There’s an army forming in north Wichita, one that seeks to enlist creative individuals and arm them with paintbrushes.
Color, connection and community are the key elements of their strategy. The mission: to bring vibrant public art works filled with joy, creativity, and a spirit of justice to neighborhoods throughout the city. This Thursday, the Bluebird Arthouse in Delano will host an open recruitment meeting to jumpstart a project organizers hope will transform optics as much as it will enrich the areas they aim to revitalize with art. Anyone with creative aptitude is invited.
“This army of artists meeting is to start recruiting creatives – not just visual artists but also writers, musicians, filmmakers and everyone who is in that creative sphere – to come and join efforts to start developing ideas to target north Wichita specifically throughout the next year,” said Armando Minjarez, who is leading the project.
The initiative to spur more public art is a project of the Seed House (Casa de La Semilla), a Wichita-based organization that aims to foster leadership by engaging creativity at the grassroots level. Minjarez works for the group as their cultural educator and is a resident artist. With a background in community organizing, activism and art, he helped found it in September 2012. He said that north Wichita will be the focus for the effort’s first year because they want to be able to measure the impact they are having visually and on the people in the specific area. It’s also an area with a lot of vacant buildings, blank walls and parks that he says are prime for a beautification effort such as this. In a part of town that Minjarez contends is often overlooked, the project aims to connect artists with community groups and property owners to find spaces for murals and other public art projects. A key to success will be drawing out the flavor of individual neighborhoods and ensuring that creations resemble the spirit and values of the residents. If all goes well, they may opt to expand to other parts of the city next year.

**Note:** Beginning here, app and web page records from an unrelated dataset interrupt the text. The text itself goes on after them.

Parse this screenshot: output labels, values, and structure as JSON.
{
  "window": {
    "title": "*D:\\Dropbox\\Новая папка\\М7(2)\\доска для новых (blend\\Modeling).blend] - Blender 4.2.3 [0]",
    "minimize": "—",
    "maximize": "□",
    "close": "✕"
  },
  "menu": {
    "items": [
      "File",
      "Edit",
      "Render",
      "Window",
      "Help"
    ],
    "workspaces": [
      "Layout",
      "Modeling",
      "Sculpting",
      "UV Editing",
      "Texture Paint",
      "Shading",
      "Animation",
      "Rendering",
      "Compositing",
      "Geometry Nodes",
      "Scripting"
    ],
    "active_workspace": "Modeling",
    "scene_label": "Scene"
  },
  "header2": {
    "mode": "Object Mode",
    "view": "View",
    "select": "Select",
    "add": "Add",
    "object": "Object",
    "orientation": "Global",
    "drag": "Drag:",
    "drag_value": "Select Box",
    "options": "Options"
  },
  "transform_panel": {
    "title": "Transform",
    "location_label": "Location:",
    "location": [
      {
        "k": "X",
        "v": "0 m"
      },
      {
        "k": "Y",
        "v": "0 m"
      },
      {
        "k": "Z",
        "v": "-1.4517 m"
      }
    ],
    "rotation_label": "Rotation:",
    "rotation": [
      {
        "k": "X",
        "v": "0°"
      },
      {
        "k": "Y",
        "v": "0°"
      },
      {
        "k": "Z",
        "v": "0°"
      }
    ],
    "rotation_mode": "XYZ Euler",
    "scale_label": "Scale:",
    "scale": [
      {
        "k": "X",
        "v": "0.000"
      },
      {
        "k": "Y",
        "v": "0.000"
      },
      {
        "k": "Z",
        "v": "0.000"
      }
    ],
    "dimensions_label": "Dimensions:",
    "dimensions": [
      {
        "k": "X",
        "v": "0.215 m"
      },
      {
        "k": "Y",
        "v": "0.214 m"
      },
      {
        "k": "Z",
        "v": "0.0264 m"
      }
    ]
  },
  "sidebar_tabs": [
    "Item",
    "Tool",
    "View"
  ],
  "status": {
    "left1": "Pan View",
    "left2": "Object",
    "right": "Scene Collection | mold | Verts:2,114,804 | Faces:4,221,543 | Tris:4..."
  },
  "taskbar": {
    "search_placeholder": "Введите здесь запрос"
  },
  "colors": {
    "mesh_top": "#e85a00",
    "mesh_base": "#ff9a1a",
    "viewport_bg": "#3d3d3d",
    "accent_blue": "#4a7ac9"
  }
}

Minjarez has been in talks with community leaders and several artists for months about this venture. He said he has elicited a good amount of interest, not just from creatives, but also from city officials, business owners, churches and local schools. The project’s collaborative nature is why Minjarez is calling for an open meeting. “Every idea is valuable,” he said. “We all have our personal experience to offer that is unique to each individual. If we are all able to share our experience, we can learn from each other and come up with a plan that moves us all forward. You have the blank canvass. The people are the tools and the materials that create the art.”
Minjarez said Thursday’s meeting will include an overview of some projects already suggested and seek input for others. There will be small group breakouts and brainstorming to find overlaps and connections and possibly build teams. He hopes to get several people committed to taking on various aspects, be it doing the actual painting or facilitating the organizing around the projects. In March, Seed House will put on a training that will help focus the pursuits of those who sign up.
It will teach the army of artists how to engage the community around art. Projects will then be scheduled and work will begin.
“The key is training art leaders to be effective community leaders so that partnerships are fostered,” Minjarez said. “We aren’t just throwing artists out there to start painting. We want to give them the tools to be effective and appropriate. That’s just as important as the art itself.”
It’s a model that has seen success. Last fall, Seed House organized a group of high school students in similar fashion. They opted to paint a mural about immigration and show how the issue affects their daily lives. Now, a building on Park Place at 21st Street, just west of Arkansas, features the mural.
“Those young people felt invested and were transformed by that project,” Minjarez said. “Each had a piece in it. It boosted their self-esteem as individuals and also enhanced the neighborhood itself.”
Wichita is prime for a renaissance in public art, Minjarez believes, in part because people in the city are eager to see their values and their culture visually reflected in the places they live. He called this upcoming meeting the start of what he hopes turns into a larger movement.
“We are creating spaces where people can exercise their dignity and creativity to change a community. We are also giving people an opportunity to be engaged and be a part of something that is happening in Wichita. This will be a transformative experience for the artist, for all people involved, and for the neighborhood itself.”